Spectator's Notebook

IHOPE that, when the general election comes, Mr. Gaitskell will be fully recovered and able to lead his party without any clinging doubts about his health. Even his harshest opponents know that nothing would be worse for the health of politics in this country than that the alter- native government should suddenly find itself deprived of a leader who has won a large measure of acceptance and trust beyond the bounds of the party itself. But there remains the period of his recovery and convalescence. This itself could do untold damage to the Labour Party. Like Mr. Macmillan, Mr. Gaitskell has built up his reputation from the floor of the House of Commons: he has consistently led the partly superbly there, and lately he has often had the better of Mr. Macmillan and other senior Ministers. All that the Conservatives needed at this precise moment was the prospect of facing, across the floor, only the wild fisticuffs of Mr. George Brown or the knockabout of Mr. Harold Wilson. Is there no one else? Possibly Mr. James Callaghan. When he was shadow Colonial Sec- retary, he showed that he had a real heavy- weight's quality. He had mastered the business of attacking with authority. As shadow Chancel- lor of the Exchequer, he showed much the same 'quality in the televised party political broadcast which he handled himself. He may emerge from the shadows in Mr. Gaitskell's absence.

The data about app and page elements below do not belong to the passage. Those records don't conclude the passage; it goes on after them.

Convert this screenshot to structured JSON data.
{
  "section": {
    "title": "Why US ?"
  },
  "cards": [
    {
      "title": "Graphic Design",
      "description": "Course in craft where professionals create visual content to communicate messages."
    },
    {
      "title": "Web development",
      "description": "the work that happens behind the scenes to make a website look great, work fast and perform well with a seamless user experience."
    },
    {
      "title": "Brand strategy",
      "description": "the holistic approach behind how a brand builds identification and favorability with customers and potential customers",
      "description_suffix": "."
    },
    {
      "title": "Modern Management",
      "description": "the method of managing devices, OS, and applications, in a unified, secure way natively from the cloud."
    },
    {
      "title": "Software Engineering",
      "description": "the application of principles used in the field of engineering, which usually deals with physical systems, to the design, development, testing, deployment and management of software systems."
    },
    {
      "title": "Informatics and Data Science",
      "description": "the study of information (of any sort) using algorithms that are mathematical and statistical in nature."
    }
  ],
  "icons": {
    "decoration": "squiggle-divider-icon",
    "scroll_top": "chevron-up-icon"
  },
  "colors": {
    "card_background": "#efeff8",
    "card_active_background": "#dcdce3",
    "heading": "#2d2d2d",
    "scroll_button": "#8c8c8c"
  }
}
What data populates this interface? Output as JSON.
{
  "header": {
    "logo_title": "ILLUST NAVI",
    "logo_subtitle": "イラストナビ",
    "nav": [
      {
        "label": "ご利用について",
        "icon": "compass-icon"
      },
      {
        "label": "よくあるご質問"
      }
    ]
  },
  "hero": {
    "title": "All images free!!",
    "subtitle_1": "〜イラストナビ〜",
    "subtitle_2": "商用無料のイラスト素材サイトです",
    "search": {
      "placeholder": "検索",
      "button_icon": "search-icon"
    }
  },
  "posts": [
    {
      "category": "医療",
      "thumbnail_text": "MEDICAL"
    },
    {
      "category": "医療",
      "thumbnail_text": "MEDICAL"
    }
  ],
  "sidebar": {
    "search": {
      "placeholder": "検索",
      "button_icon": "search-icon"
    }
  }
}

He is rather like a Labour Baldwin. Certaints, he is the only potential national leader in Labour's ranks.